For those of us who write Powershell scripts frequently, ISE Steroids version 2.0 comes with some exciting new features. My favorite feature is the graphical Snippet Manager. It extends the ISE’s code snippet capabilities far beyond what you get out-of-the-box. It allows you to easily define your own snippets in the ISE and assign shortcuts to each.
Once you have downloaded ISESteroids and unzipped it to your module path, run Start-Steroids from the ISE console window to launch it.
Click on the drop-down arrow just under the file menu to expand the ISE Steroids toolbar:
And then click on the Snippet Manager icon near the right-hand side of the toolbar:
You’ll then be greeted with the Snippet Manager Editor:
To create a new snippet, select New from the far right side of the editor. Below is a detailed view of the editor and its’ features:
- Name – display for the snippet
- Keyboard Shortcut – the keyword that will identify the snippet
- Cursor Position – the position the cursor will be placed in after the snippet is inserted
- Author – your name here!
- Description – describe the purpose of the snippet
- Snippet Editor – graphical interface for entering the text of the snippet
- Scope – the context that the snippet should be available in
- Zoom Slider – increase or decrease the display size in the snippet editor
- Include Default Snippets – checking this box will allow Microsoft’s built in snippets to be displayed in the snippet menu
Your First Snippet
To create a snippet, simply enter some text in the snippet editor. A useful snippet is some Powershell code that you type frequently when at the console or the script editor.
I frequently create advanced functions so I am going to create a template function for my first snippet. Microsoft includes an advanced function snippet in Powershell by default, but it’s a very complex one with lots of parameter validations and things that I typically don’t need when creating a function from the ground up.
What you can see in the screen above is that I have a function declaration with CmdletBinding enabled, two parameters and the begin, process and end blocks. I have assigned the keyboard shortcut ‘afunc’ to this – I’ll show you how that works in just a moment.
I also configured the cursor position to 127 which is just inside the begin block. To do this, enter the cursor in a spot in the editor where you would like it to be positioned after the snippet is inserted and then click the Insert button. This will auto-calculate the cursor position so you don’t have to!
Also of note is the Scope option on the right-hand side of the editor. This defines under what conditions the snippet will be available under.

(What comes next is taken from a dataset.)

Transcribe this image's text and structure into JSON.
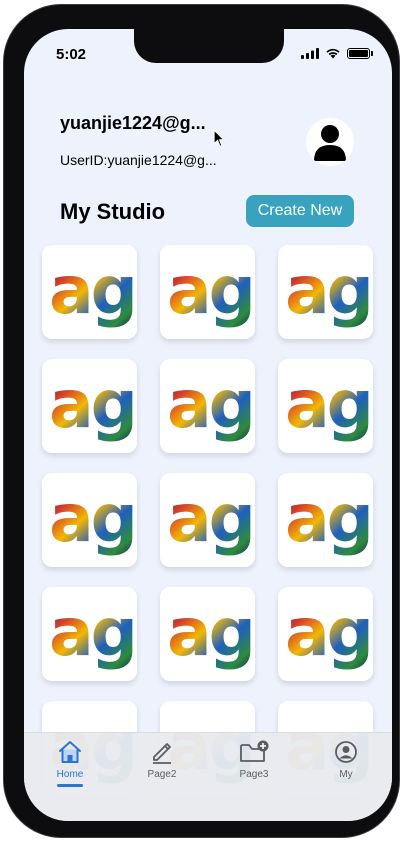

For instance, I could leave only ‘Comment’ selected which would mean that the snippet would only be available while editing a line that was already commented. Note that the ‘Console’ scope only appears to apply to one-line snippets. My advanced function here will work in the editor but not in the console, even though console is selected.
Now that you have all the options configured for your snippet you can click save and test it out. Back in the script editor, enter the text ‘afunc’ and you’ll see that it has a special green highlighting applied:
Press tab here and the snippet will be expanded out:
You can see that the cursor was placed just inside the begin block as we planned.
In case you were wondering, these snippets are saved to you default snippet directory which is located in your Documents folder at WindowsPowershell -> Snippets.
That’s all there is to using the ISE Steroids 2.0 Snippet Manager. Thanks for reading!